Congratulations! You’ve worked your ass off and have clients coming out the wazoo. Now you find yourself so maxed out that you’re actually missing opportunities and losing business.
You’ve successfully achieved exactly what all young businesses do — you’ve completely exhausted all of your resources.
Although this might sound like a bad thing, it’s actually the complete opposite. Every business goes through growth stages, and you have to reach the end of one before you move on to the next.
In your case, you’re now ready to grow from the solo-preneur stage (doing everything all by yourself) to becoming an actual company by bringing on your first employee! You couldn’t get to this point if you weren’t crushing it, so that’s why the congratulations are in order.
To continue growing, however, you need to increase your bandwidth and add more resources. But which activities should you offload, and which should you keep?
Here is where most solo-preneurs have trouble — they’re used to doing everything themselves and are loathe to give up activities they might enjoy. Here’s a formula that might help.
The formula that’ll take you from solo-preneur to growth
In business there are basically two types of activities: revenue generating and revenue supporting. Revenue-generating activities are those that create new opportunities for revenue (strategy, marketing and sales), and everything else gets lumped under the “supporting activities” banner (operations, customer support, administration, etc.).
Both are absolutely vital and couldn’t exist without each other, but there’s definitely an order to them.
If you’ve reached this point in the growth of your business, the odds are that you’re really good at the revenue-generating parts, so those are the ones you need to keep and do more of exclusively.
Now you just need to find someone who can handle the revenue supporting activities. In my experience as a business coach, I’ve found that the most successful individuals are those who efficiently outsource functions that aren’t in their wheelhouse or shouldn’t be.
I like to say that one key to success is to find someone who, “Loves to do what you loathe to do.”
In most cases, that means it’s time to hire an administrative assistant who can handle all of the admin activities so you can focus on strategy, marketing and most importantly — sales.
What’s a great administrative assistant made of?
What does a great administrative assistant look like? I would argue that it has less to do with the things you can see on the surface and more (much more!) to do with the invisible traits you can’t readily see.
Although things like experience and a solid understanding of technology are important, those are also things that can be learned or earned.
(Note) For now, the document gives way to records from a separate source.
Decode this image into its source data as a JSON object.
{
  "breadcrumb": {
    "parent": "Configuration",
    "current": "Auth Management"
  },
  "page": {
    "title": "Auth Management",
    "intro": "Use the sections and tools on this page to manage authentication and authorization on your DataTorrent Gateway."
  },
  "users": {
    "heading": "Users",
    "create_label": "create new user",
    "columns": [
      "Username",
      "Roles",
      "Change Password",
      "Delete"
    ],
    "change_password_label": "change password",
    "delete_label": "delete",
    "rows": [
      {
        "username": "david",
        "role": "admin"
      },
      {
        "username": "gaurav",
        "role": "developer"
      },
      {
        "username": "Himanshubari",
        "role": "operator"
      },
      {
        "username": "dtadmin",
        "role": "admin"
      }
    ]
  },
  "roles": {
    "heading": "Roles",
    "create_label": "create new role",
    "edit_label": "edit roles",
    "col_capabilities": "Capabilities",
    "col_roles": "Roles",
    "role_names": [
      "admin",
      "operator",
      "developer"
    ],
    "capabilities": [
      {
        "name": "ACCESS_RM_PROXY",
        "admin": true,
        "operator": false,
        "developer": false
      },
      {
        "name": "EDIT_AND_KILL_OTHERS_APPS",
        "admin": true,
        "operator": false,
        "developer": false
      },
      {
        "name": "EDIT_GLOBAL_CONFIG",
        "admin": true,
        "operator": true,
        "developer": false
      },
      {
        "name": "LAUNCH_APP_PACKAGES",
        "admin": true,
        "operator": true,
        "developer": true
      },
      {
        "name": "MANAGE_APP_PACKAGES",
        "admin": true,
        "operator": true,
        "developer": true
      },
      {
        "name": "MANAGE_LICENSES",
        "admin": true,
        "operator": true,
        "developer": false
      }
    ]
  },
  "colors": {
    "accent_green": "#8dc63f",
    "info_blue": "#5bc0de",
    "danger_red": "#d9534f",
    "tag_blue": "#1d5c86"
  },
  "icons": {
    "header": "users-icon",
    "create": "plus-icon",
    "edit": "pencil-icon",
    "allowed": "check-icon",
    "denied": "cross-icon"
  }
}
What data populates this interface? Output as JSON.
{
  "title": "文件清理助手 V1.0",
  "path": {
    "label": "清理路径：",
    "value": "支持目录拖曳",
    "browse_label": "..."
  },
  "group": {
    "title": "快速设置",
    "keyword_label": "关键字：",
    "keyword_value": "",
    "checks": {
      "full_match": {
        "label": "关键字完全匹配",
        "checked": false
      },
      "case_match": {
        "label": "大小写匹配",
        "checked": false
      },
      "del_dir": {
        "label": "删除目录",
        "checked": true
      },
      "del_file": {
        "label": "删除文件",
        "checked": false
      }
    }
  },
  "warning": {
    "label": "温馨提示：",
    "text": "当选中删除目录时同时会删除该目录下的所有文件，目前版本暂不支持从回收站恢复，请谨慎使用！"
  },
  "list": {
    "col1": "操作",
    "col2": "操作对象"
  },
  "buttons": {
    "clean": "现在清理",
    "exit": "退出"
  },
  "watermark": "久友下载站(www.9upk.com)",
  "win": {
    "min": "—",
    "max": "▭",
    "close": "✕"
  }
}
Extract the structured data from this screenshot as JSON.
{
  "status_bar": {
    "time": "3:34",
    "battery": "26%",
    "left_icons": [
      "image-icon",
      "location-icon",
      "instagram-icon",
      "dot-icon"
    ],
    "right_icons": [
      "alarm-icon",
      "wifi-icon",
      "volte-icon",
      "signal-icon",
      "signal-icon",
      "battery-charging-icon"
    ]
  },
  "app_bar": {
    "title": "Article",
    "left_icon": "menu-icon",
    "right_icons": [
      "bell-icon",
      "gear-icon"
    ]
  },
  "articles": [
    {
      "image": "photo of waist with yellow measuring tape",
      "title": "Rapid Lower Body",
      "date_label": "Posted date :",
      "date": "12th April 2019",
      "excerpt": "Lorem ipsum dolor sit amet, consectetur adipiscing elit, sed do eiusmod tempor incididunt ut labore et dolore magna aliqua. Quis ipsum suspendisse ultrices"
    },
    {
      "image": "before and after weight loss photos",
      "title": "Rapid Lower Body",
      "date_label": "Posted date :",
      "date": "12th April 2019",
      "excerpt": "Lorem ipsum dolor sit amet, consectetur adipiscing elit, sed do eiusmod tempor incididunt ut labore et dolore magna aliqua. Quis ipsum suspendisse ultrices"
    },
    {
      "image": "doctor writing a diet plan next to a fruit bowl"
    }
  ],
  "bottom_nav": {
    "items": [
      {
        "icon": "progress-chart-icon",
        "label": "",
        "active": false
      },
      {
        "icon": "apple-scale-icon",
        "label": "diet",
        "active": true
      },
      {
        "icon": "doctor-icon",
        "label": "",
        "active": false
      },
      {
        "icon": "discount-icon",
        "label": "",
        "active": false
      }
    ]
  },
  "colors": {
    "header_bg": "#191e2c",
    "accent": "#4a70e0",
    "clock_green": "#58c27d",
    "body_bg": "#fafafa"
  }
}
What truly makes the difference between a mediocre assistant and a stellar one is his or her deep personality traits.
Not the superficial ones (are they friendly and bubbly?), but how they think and make decisions.
At our company, we measure for those deep traits and characteristics that comprise the very best administrative assistants by using personality profiling, particularly the DISC Index and Values Index profiles.
And I can tell you, the profile of a great admin is definitive and very clear.
Behaviorally, the best have:
- Moderate to low level of the D dimension in the DISC profile, which helps him or her make more deliberate and careful decisions with details and tasks.
- Moderately high I dimensional scores, which makes him or her personable extroverts who work well with a wide variety of people.
- High levels in the S dimension, which contributes to him or her being great stabilizers, consistent and reliable.
- High levels of the C dimension, which makes him or her bulldogs for details, neurotic for accuracy and sticklers for making sure everything is done by the book.
From a motivational standpoint, exceptional administrative assistants are:
- Driven by high levels of altruism, and sincerely like making sure everyone is well taken care of and supported.
- Enjoy working inside the lines where there are lots of regulations, policies, rules and structure.
- Always hungry for new knowledge or new ways of delivering even more efficient results.
So, if you find yourself running a million miles an hour, never having enough time to get everything done and most upsettingly missing new business opportunities because you just can’t do it all by your lonesome, perhaps it’s time to think about expanding and hiring an awesome administrative assistant.
Just make sure he or she is indeed awesome with the traits and talents noted above!
Jay Niblick is the co-founder and president of the real estate technology firm WizeHire.com.